The actual garments and fabric samples gave the curators an idea of fashion history during the period of the shop’s operation. Because there were so many, from all the decades the Tirocchis were in business, they could arrange them in chronological order to see how fashion developed during these years.

Like other art forms, fashion reflects the culture of its time, so the curators could see cultural developments reflected in the cut and style of the clothing–trends like modernism, the freeing of women’s bodies, the new popularity of dances from South America. Textiles revealed similar messages. Here, especially, the curators could pick out developments from the world of art as textile designs echoed the styles of Cubism, Futurism, Abstraction, peasant art, and the International Style.

Garments and textiles also showed new evidence of new technology: zippers, new weaving techniques (on and off-loom), new types of metallic threads, new ways of pressing velvets to give a shiny surface, machine techniques for beading–the list is long. In this chronological layout of clothing and samples, the curators could also discern a history of the use of color, ornament, and pattern in fashion design during the early decades of the Twentieth Century.

Some of these garments and samples carried prices or could be associated with prices in shop records. By making these links, the curators could better understand the economics of the custom dressmaking business.

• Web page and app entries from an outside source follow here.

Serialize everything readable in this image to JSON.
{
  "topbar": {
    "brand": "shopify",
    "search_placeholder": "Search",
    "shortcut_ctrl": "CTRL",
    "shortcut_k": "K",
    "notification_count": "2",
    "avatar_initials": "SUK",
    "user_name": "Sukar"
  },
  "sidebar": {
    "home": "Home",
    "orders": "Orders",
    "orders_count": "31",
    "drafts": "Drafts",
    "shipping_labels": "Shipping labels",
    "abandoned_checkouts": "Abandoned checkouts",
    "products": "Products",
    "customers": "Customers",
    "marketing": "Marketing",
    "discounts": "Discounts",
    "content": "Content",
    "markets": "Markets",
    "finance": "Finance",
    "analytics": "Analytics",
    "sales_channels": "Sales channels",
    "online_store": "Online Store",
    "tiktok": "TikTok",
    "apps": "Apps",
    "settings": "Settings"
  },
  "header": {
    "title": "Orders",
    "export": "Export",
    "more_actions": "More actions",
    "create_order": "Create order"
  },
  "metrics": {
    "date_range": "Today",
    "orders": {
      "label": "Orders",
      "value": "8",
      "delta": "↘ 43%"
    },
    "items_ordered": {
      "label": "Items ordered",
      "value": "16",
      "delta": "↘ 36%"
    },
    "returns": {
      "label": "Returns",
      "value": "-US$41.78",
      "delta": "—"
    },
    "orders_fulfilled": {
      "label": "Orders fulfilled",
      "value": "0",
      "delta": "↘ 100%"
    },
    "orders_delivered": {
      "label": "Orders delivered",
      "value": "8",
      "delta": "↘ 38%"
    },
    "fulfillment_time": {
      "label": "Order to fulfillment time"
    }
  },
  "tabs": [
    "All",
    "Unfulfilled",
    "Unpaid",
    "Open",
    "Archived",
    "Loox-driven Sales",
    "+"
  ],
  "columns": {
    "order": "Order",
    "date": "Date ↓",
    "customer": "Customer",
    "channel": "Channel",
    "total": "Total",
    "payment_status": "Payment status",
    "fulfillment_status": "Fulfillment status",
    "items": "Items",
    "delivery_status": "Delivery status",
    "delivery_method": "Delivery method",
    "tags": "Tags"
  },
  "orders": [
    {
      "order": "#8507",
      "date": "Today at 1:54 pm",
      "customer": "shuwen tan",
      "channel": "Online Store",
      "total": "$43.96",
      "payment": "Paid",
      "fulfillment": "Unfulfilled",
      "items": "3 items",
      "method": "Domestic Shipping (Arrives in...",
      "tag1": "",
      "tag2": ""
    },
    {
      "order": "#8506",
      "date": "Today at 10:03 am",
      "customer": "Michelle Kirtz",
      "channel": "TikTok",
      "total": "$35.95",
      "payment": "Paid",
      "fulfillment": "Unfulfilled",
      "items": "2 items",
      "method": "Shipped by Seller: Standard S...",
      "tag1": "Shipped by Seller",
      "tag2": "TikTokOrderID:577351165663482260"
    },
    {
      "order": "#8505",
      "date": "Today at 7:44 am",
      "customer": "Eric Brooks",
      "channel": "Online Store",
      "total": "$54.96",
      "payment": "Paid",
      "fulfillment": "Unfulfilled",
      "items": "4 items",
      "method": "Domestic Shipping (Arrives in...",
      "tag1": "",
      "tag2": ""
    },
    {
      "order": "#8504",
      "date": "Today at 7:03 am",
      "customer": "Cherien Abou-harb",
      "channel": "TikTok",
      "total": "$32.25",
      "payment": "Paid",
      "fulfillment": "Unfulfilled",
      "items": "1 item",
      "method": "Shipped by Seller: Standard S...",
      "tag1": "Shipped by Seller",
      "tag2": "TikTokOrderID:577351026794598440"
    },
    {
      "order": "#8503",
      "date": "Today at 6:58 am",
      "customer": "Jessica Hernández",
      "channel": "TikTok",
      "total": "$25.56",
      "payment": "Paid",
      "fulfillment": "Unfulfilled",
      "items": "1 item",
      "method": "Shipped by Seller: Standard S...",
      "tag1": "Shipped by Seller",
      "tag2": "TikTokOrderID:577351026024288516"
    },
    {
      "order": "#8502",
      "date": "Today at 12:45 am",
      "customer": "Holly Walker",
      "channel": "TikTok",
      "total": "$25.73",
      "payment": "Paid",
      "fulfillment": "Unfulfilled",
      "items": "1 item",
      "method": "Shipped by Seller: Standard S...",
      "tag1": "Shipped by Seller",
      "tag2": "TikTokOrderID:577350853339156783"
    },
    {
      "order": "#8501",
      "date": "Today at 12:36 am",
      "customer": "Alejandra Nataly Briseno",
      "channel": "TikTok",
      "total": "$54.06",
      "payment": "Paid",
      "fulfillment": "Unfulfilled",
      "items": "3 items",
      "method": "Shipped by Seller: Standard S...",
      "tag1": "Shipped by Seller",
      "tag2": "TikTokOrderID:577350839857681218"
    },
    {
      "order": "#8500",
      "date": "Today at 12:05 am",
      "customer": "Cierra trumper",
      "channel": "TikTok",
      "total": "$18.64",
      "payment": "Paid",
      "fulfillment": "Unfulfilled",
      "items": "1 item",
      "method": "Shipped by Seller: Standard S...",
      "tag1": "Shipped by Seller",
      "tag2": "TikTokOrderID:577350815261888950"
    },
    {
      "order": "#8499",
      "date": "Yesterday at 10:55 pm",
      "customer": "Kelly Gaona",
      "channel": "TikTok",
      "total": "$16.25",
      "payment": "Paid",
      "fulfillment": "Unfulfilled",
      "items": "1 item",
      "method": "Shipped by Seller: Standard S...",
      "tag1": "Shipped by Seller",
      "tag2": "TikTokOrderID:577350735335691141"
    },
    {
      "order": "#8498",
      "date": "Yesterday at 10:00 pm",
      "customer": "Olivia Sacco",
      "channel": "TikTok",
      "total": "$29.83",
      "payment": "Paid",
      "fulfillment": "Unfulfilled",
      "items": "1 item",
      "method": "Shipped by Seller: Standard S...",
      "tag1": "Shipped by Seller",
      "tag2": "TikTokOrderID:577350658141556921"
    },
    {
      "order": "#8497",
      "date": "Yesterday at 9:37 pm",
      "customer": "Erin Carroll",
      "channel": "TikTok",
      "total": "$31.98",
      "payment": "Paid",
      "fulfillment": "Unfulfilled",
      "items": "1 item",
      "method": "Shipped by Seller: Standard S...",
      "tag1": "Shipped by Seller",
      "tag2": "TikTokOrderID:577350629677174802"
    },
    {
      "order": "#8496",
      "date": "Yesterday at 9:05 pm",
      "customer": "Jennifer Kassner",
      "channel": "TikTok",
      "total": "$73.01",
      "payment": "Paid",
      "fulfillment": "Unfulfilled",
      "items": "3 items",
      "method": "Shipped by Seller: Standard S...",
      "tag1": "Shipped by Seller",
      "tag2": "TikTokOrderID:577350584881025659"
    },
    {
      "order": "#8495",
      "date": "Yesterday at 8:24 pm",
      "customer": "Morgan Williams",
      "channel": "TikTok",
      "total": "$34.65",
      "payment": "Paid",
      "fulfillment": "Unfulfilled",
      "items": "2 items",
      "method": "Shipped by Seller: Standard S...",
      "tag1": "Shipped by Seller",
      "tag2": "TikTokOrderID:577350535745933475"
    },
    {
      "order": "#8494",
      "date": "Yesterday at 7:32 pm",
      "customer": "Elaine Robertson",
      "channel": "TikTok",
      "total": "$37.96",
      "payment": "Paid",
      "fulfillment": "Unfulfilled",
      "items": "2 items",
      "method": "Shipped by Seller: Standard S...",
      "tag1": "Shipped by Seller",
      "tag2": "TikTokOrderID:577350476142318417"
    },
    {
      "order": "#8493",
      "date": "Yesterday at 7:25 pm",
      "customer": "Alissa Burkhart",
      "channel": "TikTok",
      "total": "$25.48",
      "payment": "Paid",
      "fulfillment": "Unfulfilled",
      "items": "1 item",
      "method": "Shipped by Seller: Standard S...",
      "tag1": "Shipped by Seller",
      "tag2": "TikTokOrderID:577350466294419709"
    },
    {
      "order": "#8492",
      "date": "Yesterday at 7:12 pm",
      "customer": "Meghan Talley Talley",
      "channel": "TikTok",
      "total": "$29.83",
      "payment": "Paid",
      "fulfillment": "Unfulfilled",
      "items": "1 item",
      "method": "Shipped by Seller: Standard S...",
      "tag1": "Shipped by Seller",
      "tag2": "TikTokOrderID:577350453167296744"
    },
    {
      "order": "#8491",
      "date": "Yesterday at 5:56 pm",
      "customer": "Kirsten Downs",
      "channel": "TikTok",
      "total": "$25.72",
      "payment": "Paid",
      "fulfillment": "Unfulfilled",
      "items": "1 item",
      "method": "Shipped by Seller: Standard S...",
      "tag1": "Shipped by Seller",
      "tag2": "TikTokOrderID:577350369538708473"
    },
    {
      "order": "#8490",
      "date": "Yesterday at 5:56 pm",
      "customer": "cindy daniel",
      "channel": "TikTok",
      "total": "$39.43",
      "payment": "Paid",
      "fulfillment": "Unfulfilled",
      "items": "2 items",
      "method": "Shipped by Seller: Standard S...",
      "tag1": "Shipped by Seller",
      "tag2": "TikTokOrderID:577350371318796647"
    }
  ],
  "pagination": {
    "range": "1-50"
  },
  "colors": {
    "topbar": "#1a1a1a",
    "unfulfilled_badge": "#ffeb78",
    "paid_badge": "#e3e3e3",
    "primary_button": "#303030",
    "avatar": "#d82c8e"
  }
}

Some of the fabric and trim can be dated, too, and this helps the study of textile design and manufacture.

Many of the surviving fabric swatches are salesmen’s samples of about 8" x 8" each, while some are samples of a larger size, each with the pattern number printed on the edge. These textiles are probably examples of the samples the salesmen carried as they traveled their territories, or were sent to clients in book form. In Anna’s case, her contact, or "drummer" (who "drummed up business" for his wholesaler employer), was Mr. J. J. Hannock, who frequently visited the Tirocchi shop with samples or came to deliver fabrics by hand from New York City.

A 1925 Bianchini Ferier scrapbook in the collection shows textiles swatches that have all the variety of Anna Tirocchi’s tastes: modernistic Japonist designs, chinoiserie, Cashmere patterns, huge geometric designs, Cubist patterns, exotic designs reflecting African or Southeast Asian patterns, and many small-, medium-, and large-scale modernistic floral patterns.

The Tirocchi collection is also fortunate to contain quite a few "robes," which are decorated skirt panels, lace flounces, and pre-embroidered and trimmed lengths of fabric, that were easily cut and stitched together based on the customer’s measurements. These robes simplified the dressmaker’s task and enabled her to offer gowns that were beautifully embellished at a lesser price than if she and her workers had had to do all the handwork themselves. Examining these surviving "robes," the curators realized that robes are a previously unwritten part of the history of twentieth century dressmaking.

The robes, textile fragments, and notions were part of the shop’s inventory at its closing. The sample books, containing samples of textiles, had been accumulated over the decades and never discarded even when obsolete.

It is an intriguing mystery, however, to speculate about why the garments were left unsold in the shop. We do not know exactly why although we can speculate that the earlier garments were either unsold or returned, for many of them have minor problems and most likely do not really represent what Madame Tirocchi actually sold to her clients. Many clothes, mostly ready-made garments, from the early 1930s remained in the shop, however, and this was probably a direct result of the downturn in fortunes in the Depression. We are nevertheless glad to have these garments, for their presence in the inventory adds immeasurably to the understanding of the history of A & L Tirocchi and of custom dressmaking in general.

[ printable version ]


   Sources and Methods
   The People
   The Business
   Custom Dressmaking
      Remaining Garments
      Swatch Books



The Objects Database catalogues all of the items that the Tirocchi researchers found in the house at 514 Broadway.